Prime Minister Boris Johnson has accused Iran of attacks on Saudi Arabian oil facilities ahead of a meeting with the country's president, Hassan Rouhani.
Mr Johnson said there was a "very high level of probability" that Iran was behind the drone and missile attacks at two oil facilities, which Tehran denies.
The Prime Minister refused to rule out military intervention and said sanctions were also a possibility.
The United States, which also blames Iran, sends more troops to Saudi Arabia.
Saudi Arabia has also accused Iran of carrying out the attacks on September 1
Speaking aboard a RAF Voyager jet en route to the United Nations General Assembly in New York, Johnson gave Britain the first responsibility.
He said: "I can tell you that the United Kingdom attributes a very high probability of Iran to Iran for the Aramco attack."

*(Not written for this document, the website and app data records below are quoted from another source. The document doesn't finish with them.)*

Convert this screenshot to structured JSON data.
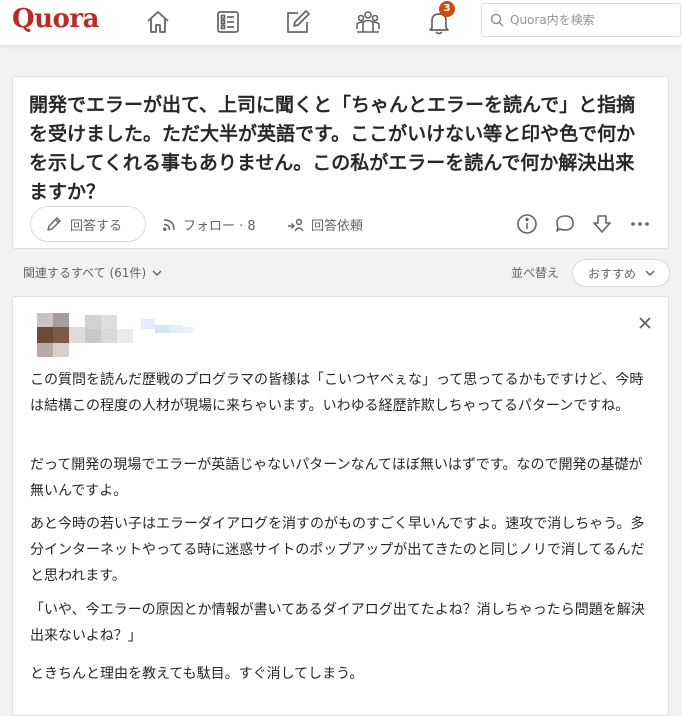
{
  "nav": {
    "logo": "Quora",
    "notification_count": "3",
    "search_placeholder": "Quora内を検索",
    "icons": [
      "home-icon",
      "following-icon",
      "answer-icon",
      "spaces-icon",
      "notifications-icon",
      "search-icon"
    ]
  },
  "question": {
    "title": "開発でエラーが出て、上司に聞くと「ちゃんとエラーを読んで」と指摘を受けました。ただ大半が英語です。ここがいけない等と印や色で何かを示してくれる事もありません。この私がエラーを読んで何か解決出来ますか？",
    "answer_label": "回答する",
    "follow_label": "フォロー · 8",
    "request_label": "回答依頼"
  },
  "related": {
    "label": "関連するすべて (61件)",
    "sort_label": "並べ替え",
    "sort_value": "おすすめ"
  },
  "answer": {
    "paragraphs": [
      "この質問を読んだ歴戦のプログラマの皆様は「こいつヤベぇな」って思ってるかもですけど、今時は結構この程度の人材が現場に来ちゃいます。いわゆる経歴詐欺しちゃってるパターンですね。",
      "だって開発の現場でエラーが英語じゃないパターンなんてほぼ無いはずです。なので開発の基礎が無いんですよ。",
      "あと今時の若い子はエラーダイアログを消すのがものすごく早いんですよ。速攻で消しちゃう。多分インターネットやってる時に迷惑サイトのポップアップが出てきたのと同じノリで消してるんだと思われます。",
      "「いや、今エラーの原因とか情報が書いてあるダイアログ出てたよね？消しちゃったら問題を解決出来ないよね？」",
      "ときちんと理由を教えても駄目。すぐ消してしまう。"
    ]
  },
  "colors": {
    "brand": "#b92b27",
    "badge": "#cb4b10",
    "text": "#282829",
    "muted": "#636466",
    "background": "#f1f2f2"
  }
}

Mr. Johnson said he would cooperate with the United States and other European countries "to construct a responses trying to scale down tensions in the Gulf region. "
Yemen's Iran-aligned Houthi rebels have taken responsibility while Iran itself has denied any involvement. It warned that it would avenge all attacks after the United States announced that they were sending troops to Saudi Arabia.
"Clearly if we were asked either by the Saudis or the Americans to have a role we would consider in what way we could be useful," Johnson said.
On the question of military action was possible, he said: "We will consider how we can be useful if asked and depending on what the exact plan is."
Sanctions also remained on the table, he said.
A Whitehall source said the Houthi rebels' claims of responsibility were "incredible" because the attack's "scope, sophistication and scope" were beyond their capabilities.  The Prime Minister participates in a joint meeting with French President Emmanuel Macron and German Chancellor Angela Merkel at the UN to discuss the attacks, together with Brexit.
Mr. Johnson is also to meet with US President Donald Trump, and the two have discussed the need for a "united diplomatic response".
In his meeting with Mr Rouhani, the Prime Minister said that he would also address the case of Nazanin Zaghari-Ratcliffe and other dual British-Iranian citizens held in Tehran.
Mr. Johnson came under harsh criticism as Foreign Secretary after appearing to contradict Ms. Zaghari-Ratcliffe, who says she was in Iran visiting the family.
She is serving a five-year sentence for spying complaints, which she has always denied.